DATA SHOWN:
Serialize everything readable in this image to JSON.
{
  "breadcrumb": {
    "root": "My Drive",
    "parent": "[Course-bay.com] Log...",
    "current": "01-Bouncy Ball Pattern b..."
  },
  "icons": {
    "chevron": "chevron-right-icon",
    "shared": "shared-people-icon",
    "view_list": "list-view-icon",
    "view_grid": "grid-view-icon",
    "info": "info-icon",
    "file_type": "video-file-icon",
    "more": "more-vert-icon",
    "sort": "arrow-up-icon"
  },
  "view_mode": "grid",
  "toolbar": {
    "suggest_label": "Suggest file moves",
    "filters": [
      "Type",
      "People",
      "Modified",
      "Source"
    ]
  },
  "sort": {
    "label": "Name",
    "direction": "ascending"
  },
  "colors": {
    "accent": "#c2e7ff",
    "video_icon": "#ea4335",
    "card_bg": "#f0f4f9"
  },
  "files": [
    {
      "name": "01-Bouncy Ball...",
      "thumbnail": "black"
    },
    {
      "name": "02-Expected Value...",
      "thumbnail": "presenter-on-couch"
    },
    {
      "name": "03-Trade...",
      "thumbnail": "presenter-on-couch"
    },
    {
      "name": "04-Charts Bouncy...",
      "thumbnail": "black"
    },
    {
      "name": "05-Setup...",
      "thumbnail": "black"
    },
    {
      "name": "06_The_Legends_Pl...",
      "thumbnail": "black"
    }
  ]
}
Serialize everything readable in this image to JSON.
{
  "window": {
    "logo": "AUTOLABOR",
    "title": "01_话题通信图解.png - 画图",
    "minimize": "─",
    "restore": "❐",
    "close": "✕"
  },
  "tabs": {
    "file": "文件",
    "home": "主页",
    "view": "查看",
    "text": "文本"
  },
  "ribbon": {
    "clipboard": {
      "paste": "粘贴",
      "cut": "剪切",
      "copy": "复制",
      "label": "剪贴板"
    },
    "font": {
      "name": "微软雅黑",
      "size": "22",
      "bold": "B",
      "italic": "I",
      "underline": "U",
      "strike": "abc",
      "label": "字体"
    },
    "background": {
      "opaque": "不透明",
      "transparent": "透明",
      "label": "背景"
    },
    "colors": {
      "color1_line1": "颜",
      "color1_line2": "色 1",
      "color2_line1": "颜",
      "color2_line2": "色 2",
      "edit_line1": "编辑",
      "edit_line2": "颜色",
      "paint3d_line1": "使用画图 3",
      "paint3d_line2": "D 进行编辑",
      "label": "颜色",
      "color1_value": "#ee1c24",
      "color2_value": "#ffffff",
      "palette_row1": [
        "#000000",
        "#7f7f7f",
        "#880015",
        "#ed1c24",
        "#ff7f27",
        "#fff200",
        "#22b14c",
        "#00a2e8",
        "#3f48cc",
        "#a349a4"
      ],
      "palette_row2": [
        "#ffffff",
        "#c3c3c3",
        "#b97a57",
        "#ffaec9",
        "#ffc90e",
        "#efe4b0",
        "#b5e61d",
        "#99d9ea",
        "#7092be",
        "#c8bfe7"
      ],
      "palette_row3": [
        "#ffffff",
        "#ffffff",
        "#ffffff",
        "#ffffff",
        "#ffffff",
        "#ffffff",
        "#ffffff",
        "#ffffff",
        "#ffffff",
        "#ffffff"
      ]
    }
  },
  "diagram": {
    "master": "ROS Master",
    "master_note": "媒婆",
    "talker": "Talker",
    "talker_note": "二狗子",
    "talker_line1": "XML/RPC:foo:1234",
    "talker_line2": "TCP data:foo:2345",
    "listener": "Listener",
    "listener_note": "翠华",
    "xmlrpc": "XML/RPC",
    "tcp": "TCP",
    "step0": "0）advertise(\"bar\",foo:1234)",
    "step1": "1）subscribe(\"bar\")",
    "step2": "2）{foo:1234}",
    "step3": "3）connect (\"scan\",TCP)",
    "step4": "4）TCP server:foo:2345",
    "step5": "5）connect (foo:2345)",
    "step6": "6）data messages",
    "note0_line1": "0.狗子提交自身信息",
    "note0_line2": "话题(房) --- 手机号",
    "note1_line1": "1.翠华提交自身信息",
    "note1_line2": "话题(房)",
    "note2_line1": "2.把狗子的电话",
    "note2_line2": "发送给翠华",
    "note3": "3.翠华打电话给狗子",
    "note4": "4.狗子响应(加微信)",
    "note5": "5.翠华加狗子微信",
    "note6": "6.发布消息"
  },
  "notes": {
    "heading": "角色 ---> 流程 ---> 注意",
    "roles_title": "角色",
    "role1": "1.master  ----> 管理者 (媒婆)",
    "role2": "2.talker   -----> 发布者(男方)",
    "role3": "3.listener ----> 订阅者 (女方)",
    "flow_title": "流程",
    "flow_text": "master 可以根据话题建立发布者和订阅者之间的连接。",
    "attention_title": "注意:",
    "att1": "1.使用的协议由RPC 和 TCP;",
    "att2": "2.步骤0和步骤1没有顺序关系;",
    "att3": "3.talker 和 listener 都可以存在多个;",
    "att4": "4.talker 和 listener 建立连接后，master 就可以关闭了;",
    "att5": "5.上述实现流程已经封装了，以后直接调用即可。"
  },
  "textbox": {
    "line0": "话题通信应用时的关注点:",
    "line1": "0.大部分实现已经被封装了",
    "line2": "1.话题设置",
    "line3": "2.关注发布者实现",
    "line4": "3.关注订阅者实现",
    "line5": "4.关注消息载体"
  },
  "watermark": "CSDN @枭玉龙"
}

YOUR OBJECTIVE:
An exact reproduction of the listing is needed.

SOLUTION TO THE PROBLEM:
Serialize everything readable in this image to JSON.
{
  "breadcrumb": {
    "root": "My Drive",
    "parent": "[Course-bay.com] Log...",
    "current": "01-Bouncy Ball Pattern b..."
  },
  "icons": {
    "chevron": "chevron-right-icon",
    "shared": "shared-people-icon",
    "view_list": "list-view-icon",
    "view_grid": "grid-view-icon",
    "info": "info-icon",
    "file_type": "video-file-icon",
    "more": "more-vert-icon",
    "sort": "arrow-up-icon"
  },
  "view_mode": "grid",
  "toolbar": {
    "suggest_label": "Suggest file moves",
    "filters": [
      "Type",
      "People",
      "Modified",
      "Source"
    ]
  },
  "sort": {
    "label": "Name",
    "direction": "ascending"
  },
  "colors": {
    "accent": "#c2e7ff",
    "video_icon": "#ea4335",
    "card_bg": "#f0f4f9"
  },
  "files": [
    {
      "name": "01-Bouncy Ball...",
      "thumbnail": "black"
    },
    {
      "name": "02-Expected Value...",
      "thumbnail": "presenter-on-couch"
    },
    {
      "name": "03-Trade...",
      "thumbnail": "presenter-on-couch"
    },
    {
      "name": "04-Charts Bouncy...",
      "thumbnail": "black"
    },
    {
      "name": "05-Setup...",
      "thumbnail": "black"
    },
    {
      "name": "06_The_Legends_Pl...",
      "thumbnail": "black"
    }
  ]
}
Serialize everything readable in this image to JSON.
{
  "window": {
    "logo": "AUTOLABOR",
    "title": "01_话题通信图解.png - 画图",
    "minimize": "─",
    "restore": "❐",
    "close": "✕"
  },
  "tabs": {
    "file": "文件",
    "home": "主页",
    "view": "查看",
    "text": "文本"
  },
  "ribbon": {
    "clipboard": {
      "paste": "粘贴",
      "cut": "剪切",
      "copy": "复制",
      "label": "剪贴板"
    },
    "font": {
      "name": "微软雅黑",
      "size": "22",
      "bold": "B",
      "italic": "I",
      "underline": "U",
      "strike": "abc",
      "label": "字体"
    },
    "background": {
      "opaque": "不透明",
      "transparent": "透明",
      "label": "背景"
    },
    "colors": {
      "color1_line1": "颜",
      "color1_line2": "色 1",
      "color2_line1": "颜",
      "color2_line2": "色 2",
      "edit_line1": "编辑",
      "edit_line2": "颜色",
      "paint3d_line1": "使用画图 3",
      "paint3d_line2": "D 进行编辑",
      "label": "颜色",
      "color1_value": "#ee1c24",
      "color2_value": "#ffffff",
      "palette_row1": [
        "#000000",
        "#7f7f7f",
        "#880015",
        "#ed1c24",
        "#ff7f27",
        "#fff200",
        "#22b14c",
        "#00a2e8",
        "#3f48cc",
        "#a349a4"
      ],
      "palette_row2": [
        "#ffffff",
        "#c3c3c3",
        "#b97a57",
        "#ffaec9",
        "#ffc90e",
        "#efe4b0",
        "#b5e61d",
        "#99d9ea",
        "#7092be",
        "#c8bfe7"
      ],
      "palette_row3": [
        "#ffffff",
        "#ffffff",
        "#ffffff",
        "#ffffff",
        "#ffffff",
        "#ffffff",
        "#ffffff",
        "#ffffff",
        "#ffffff",
        "#ffffff"
      ]
    }
  },
  "diagram": {
    "master": "ROS Master",
    "master_note": "媒婆",
    "talker": "Talker",
    "talker_note": "二狗子",
    "talker_line1": "XML/RPC:foo:1234",
    "talker_line2": "TCP data:foo:2345",
    "listener": "Listener",
    "listener_note": "翠华",
    "xmlrpc": "XML/RPC",
    "tcp": "TCP",
    "step0": "0）advertise(\"bar\",foo:1234)",
    "step1": "1）subscribe(\"bar\")",
    "step2": "2）{foo:1234}",
    "step3": "3）connect (\"scan\",TCP)",
    "step4": "4）TCP server:foo:2345",
    "step5": "5）connect (foo:2345)",
    "step6": "6）data messages",
    "note0_line1": "0.狗子提交自身信息",
    "note0_line2": "话题(房) --- 手机号",
    "note1_line1": "1.翠华提交自身信息",
    "note1_line2": "话题(房)",
    "note2_line1": "2.把狗子的电话",
    "note2_line2": "发送给翠华",
    "note3": "3.翠华打电话给狗子",
    "note4": "4.狗子响应(加微信)",
    "note5": "5.翠华加狗子微信",
    "note6": "6.发布消息"
  },
  "notes": {
    "heading": "角色 ---> 流程 ---> 注意",
    "roles_title": "角色",
    "role1": "1.master  ----> 管理者 (媒婆)",
    "role2": "2.talker   -----> 发布者(男方)",
    "role3": "3.listener ----> 订阅者 (女方)",
    "flow_title": "流程",
    "flow_text": "master 可以根据话题建立发布者和订阅者之间的连接。",
    "attention_title": "注意:",
    "att1": "1.使用的协议由RPC 和 TCP;",
    "att2": "2.步骤0和步骤1没有顺序关系;",
    "att3": "3.talker 和 listener 都可以存在多个;",
    "att4": "4.talker 和 listener 建立连接后，master 就可以关闭了;",
    "att5": "5.上述实现流程已经封装了，以后直接调用即可。"
  },
  "textbox": {
    "line0": "话题通信应用时的关注点:",
    "line1": "0.大部分实现已经被封装了",
    "line2": "1.话题设置",
    "line3": "2.关注发布者实现",
    "line4": "3.关注订阅者实现",
    "line5": "4.关注消息载体"
  },
  "watermark": "CSDN @枭玉龙"
}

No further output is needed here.